 Hall, Brian. “The Slave Who Went with Them”. Time Magazine. 8 July 2002.
 Slabaugh, Arlie R. United States Commemorative Coinage: The Drama of America As Told By Our Coins, Second Edition. Whitman Publishing Co.,1975. Print.
 Yeoman, R. S. A Guide Book of United States Coins 2013. Atlanta: Whitman. 2013. Print.
 Sheridan, Mary Beth. “Mint Expected to Balk at Voting Rights Message.” Washington Post. 26 February, 2008.
 “U.S. Mint Rejects D.C. Quarter Design Inscription, ‘Taxation Without Representation’” Coinnews.net. 27 February 2008. Accessed 7/11/2012.
 Yeoman, R. S. A Guide Book of United States Coins 2013. Atlanta: Whitman. 2013. Print.
 Population totals from pcgs.com. Accessed 7/12/2012.
 Nichols, Rose Standish. “Familiar Letters of Augustus Saint-Gaudens,” McClure’s Magazine 31, no. 6 October 1908: 603-616.
 Taxay, Don. The U.S. Mint and Coinage.

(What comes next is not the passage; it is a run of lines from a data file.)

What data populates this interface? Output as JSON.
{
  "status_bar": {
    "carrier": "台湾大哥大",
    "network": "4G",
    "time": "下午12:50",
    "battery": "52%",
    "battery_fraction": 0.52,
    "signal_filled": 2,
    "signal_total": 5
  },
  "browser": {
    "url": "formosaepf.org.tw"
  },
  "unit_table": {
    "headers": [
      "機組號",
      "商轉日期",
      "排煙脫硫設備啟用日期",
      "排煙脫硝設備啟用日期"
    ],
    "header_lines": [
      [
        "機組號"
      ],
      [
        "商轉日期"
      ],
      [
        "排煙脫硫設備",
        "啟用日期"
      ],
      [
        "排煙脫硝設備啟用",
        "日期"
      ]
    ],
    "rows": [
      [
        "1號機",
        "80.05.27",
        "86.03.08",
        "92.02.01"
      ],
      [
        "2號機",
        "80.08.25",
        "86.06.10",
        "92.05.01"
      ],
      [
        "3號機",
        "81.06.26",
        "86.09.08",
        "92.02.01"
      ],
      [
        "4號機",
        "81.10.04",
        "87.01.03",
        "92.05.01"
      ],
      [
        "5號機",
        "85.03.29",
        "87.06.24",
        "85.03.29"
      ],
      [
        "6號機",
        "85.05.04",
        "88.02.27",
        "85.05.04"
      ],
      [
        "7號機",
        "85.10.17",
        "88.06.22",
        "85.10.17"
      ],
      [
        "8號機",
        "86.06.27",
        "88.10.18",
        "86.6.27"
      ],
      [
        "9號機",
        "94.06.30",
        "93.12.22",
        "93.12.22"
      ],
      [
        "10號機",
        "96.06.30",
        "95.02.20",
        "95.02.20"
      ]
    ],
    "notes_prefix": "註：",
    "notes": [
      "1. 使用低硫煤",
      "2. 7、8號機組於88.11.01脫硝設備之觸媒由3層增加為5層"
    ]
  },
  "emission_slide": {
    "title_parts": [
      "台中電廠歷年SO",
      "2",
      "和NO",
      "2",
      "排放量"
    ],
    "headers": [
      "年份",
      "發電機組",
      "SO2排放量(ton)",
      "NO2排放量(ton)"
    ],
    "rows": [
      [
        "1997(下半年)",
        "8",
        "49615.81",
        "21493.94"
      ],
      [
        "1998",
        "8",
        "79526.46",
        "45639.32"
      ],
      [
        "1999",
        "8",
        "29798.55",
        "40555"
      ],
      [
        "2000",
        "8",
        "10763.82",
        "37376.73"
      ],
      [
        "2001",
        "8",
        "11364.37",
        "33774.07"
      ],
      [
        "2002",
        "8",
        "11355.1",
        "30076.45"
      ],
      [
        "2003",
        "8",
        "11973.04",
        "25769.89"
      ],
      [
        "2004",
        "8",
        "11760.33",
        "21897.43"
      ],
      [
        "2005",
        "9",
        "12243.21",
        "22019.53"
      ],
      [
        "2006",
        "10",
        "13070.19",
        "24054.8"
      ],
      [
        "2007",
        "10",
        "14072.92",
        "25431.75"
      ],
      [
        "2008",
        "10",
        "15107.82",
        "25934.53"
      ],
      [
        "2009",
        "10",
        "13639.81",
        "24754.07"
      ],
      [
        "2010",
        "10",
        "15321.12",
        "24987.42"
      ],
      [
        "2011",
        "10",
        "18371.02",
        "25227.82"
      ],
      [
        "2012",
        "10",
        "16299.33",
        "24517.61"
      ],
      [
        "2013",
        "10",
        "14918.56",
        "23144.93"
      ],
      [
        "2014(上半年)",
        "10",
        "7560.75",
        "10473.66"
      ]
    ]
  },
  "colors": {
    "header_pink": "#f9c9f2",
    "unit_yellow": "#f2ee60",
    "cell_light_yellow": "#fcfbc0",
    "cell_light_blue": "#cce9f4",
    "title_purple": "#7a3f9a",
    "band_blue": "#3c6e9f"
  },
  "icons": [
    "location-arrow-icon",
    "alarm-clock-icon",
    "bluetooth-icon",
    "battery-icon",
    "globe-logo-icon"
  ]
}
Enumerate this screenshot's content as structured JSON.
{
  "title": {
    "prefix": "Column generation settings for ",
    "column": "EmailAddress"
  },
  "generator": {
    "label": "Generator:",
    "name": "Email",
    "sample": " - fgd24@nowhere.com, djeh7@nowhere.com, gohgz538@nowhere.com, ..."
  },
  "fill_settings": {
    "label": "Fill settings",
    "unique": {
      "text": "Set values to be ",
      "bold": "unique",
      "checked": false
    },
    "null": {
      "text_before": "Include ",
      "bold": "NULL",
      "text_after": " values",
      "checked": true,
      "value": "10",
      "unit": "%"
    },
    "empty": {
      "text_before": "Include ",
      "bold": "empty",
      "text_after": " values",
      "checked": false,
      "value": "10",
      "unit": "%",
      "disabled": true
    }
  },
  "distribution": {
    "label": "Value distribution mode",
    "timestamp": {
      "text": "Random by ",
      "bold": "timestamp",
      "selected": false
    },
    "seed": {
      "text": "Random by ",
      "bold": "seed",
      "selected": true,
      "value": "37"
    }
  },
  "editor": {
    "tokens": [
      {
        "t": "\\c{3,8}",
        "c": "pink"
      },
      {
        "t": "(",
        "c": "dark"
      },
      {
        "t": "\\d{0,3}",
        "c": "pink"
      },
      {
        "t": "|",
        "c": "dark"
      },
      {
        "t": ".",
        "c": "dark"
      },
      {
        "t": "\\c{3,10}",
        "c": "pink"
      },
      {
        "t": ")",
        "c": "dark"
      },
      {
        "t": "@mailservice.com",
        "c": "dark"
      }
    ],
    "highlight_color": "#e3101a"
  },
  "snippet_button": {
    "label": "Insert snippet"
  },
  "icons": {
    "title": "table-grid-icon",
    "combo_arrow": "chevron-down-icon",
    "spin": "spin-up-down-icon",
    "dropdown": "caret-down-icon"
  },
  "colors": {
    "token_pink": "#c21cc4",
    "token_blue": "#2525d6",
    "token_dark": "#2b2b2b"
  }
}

New York: Sanford J. Durst Numismatic Publications. 1966. Print.
 Images pulled from: http://en.wikipedia.org/wiki/File:Martin-Luther-King-1964-leaning-on-a-lectern.jpg, http://iipdigital.usembassy.gov/st/english/inbrief/2012/01/201201300779.html#axzz1yo14Becb, and http://en.wikipedia.org/wiki/Bessie_Coleman
 McAllister, Bill. “Few Votes for Suffragette: Susan B. Anthony Garners Little Support As Panel Ponders New Design for Dollar Coin” Washington Post. 9 June, 1998.